> What to work on: What is needed is an exact copy of every entry.

Data records

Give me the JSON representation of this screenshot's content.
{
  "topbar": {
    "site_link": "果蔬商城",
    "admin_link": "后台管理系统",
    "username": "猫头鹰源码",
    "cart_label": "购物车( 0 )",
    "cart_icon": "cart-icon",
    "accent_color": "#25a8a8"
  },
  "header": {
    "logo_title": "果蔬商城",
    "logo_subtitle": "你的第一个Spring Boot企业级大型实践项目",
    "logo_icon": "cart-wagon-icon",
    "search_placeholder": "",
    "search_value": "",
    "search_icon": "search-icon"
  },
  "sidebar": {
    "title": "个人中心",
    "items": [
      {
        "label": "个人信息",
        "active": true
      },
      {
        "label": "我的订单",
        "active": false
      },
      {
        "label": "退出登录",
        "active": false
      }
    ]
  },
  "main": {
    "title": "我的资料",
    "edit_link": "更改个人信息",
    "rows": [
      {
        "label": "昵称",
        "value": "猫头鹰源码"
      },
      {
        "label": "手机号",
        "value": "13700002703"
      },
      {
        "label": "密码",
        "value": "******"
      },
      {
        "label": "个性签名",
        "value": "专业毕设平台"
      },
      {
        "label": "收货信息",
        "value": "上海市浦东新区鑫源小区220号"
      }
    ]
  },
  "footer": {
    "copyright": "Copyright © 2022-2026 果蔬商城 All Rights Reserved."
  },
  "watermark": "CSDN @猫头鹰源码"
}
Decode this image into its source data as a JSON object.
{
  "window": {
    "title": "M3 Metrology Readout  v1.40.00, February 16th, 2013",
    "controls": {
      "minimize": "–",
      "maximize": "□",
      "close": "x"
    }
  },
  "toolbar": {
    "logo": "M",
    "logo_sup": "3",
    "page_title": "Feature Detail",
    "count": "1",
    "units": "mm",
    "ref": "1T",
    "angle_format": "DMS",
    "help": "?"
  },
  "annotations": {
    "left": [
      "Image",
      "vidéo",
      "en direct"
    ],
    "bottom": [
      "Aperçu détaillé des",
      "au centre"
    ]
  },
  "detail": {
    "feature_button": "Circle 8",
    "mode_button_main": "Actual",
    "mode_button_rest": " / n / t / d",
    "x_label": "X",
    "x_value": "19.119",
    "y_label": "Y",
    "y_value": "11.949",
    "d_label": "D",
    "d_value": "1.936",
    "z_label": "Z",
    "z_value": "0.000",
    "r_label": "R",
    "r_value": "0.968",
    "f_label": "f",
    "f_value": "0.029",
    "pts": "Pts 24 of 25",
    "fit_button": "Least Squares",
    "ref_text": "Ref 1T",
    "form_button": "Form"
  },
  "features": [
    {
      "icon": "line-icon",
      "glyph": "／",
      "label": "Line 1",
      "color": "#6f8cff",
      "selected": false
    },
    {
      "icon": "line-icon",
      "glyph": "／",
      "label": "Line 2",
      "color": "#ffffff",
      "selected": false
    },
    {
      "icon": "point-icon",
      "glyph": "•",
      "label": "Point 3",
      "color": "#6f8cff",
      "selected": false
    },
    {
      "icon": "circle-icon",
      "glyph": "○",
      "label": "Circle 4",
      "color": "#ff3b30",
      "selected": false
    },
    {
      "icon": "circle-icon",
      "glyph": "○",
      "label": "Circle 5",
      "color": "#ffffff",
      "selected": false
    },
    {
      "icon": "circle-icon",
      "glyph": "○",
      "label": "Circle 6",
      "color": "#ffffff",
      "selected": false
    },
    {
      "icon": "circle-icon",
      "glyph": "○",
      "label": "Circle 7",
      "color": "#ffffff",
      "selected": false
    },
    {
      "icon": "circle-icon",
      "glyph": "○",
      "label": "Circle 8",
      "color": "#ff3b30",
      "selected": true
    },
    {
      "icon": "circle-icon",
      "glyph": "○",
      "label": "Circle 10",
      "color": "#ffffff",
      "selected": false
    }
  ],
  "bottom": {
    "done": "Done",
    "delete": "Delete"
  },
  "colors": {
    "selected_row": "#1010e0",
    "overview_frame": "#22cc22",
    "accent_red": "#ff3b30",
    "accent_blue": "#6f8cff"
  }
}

> Solution to this task:
Give me the JSON representation of this screenshot's content.
{
  "topbar": {
    "site_link": "果蔬商城",
    "admin_link": "后台管理系统",
    "username": "猫头鹰源码",
    "cart_label": "购物车( 0 )",
    "cart_icon": "cart-icon",
    "accent_color": "#25a8a8"
  },
  "header": {
    "logo_title": "果蔬商城",
    "logo_subtitle": "你的第一个Spring Boot企业级大型实践项目",
    "logo_icon": "cart-wagon-icon",
    "search_placeholder": "",
    "search_value": "",
    "search_icon": "search-icon"
  },
  "sidebar": {
    "title": "个人中心",
    "items": [
      {
        "label": "个人信息",
        "active": true
      },
      {
        "label": "我的订单",
        "active": false
      },
      {
        "label": "退出登录",
        "active": false
      }
    ]
  },
  "main": {
    "title": "我的资料",
    "edit_link": "更改个人信息",
    "rows": [
      {
        "label": "昵称",
        "value": "猫头鹰源码"
      },
      {
        "label": "手机号",
        "value": "13700002703"
      },
      {
        "label": "密码",
        "value": "******"
      },
      {
        "label": "个性签名",
        "value": "专业毕设平台"
      },
      {
        "label": "收货信息",
        "value": "上海市浦东新区鑫源小区220号"
      }
    ]
  },
  "footer": {
    "copyright": "Copyright © 2022-2026 果蔬商城 All Rights Reserved."
  },
  "watermark": "CSDN @猫头鹰源码"
}
Decode this image into its source data as a JSON object.
{
  "window": {
    "title": "M3 Metrology Readout  v1.40.00, February 16th, 2013",
    "controls": {
      "minimize": "–",
      "maximize": "□",
      "close": "x"
    }
  },
  "toolbar": {
    "logo": "M",
    "logo_sup": "3",
    "page_title": "Feature Detail",
    "count": "1",
    "units": "mm",
    "ref": "1T",
    "angle_format": "DMS",
    "help": "?"
  },
  "annotations": {
    "left": [
      "Image",
      "vidéo",
      "en direct"
    ],
    "bottom": [
      "Aperçu détaillé des",
      "au centre"
    ]
  },
  "detail": {
    "feature_button": "Circle 8",
    "mode_button_main": "Actual",
    "mode_button_rest": " / n / t / d",
    "x_label": "X",
    "x_value": "19.119",
    "y_label": "Y",
    "y_value": "11.949",
    "d_label": "D",
    "d_value": "1.936",
    "z_label": "Z",
    "z_value": "0.000",
    "r_label": "R",
    "r_value": "0.968",
    "f_label": "f",
    "f_value": "0.029",
    "pts": "Pts 24 of 25",
    "fit_button": "Least Squares",
    "ref_text": "Ref 1T",
    "form_button": "Form"
  },
  "features": [
    {
      "icon": "line-icon",
      "glyph": "／",
      "label": "Line 1",
      "color": "#6f8cff",
      "selected": false
    },
    {
      "icon": "line-icon",
      "glyph": "／",
      "label": "Line 2",
      "color": "#ffffff",
      "selected": false
    },
    {
      "icon": "point-icon",
      "glyph": "•",
      "label": "Point 3",
      "color": "#6f8cff",
      "selected": false
    },
    {
      "icon": "circle-icon",
      "glyph": "○",
      "label": "Circle 4",
      "color": "#ff3b30",
      "selected": false
    },
    {
      "icon": "circle-icon",
      "glyph": "○",
      "label": "Circle 5",
      "color": "#ffffff",
      "selected": false
    },
    {
      "icon": "circle-icon",
      "glyph": "○",
      "label": "Circle 6",
      "color": "#ffffff",
      "selected": false
    },
    {
      "icon": "circle-icon",
      "glyph": "○",
      "label": "Circle 7",
      "color": "#ffffff",
      "selected": false
    },
    {
      "icon": "circle-icon",
      "glyph": "○",
      "label": "Circle 8",
      "color": "#ff3b30",
      "selected": true
    },
    {
      "icon": "circle-icon",
      "glyph": "○",
      "label": "Circle 10",
      "color": "#ffffff",
      "selected": false
    }
  ],
  "bottom": {
    "done": "Done",
    "delete": "Delete"
  },
  "colors": {
    "selected_row": "#1010e0",
    "overview_frame": "#22cc22",
    "accent_red": "#ff3b30",
    "accent_blue": "#6f8cff"
  }
}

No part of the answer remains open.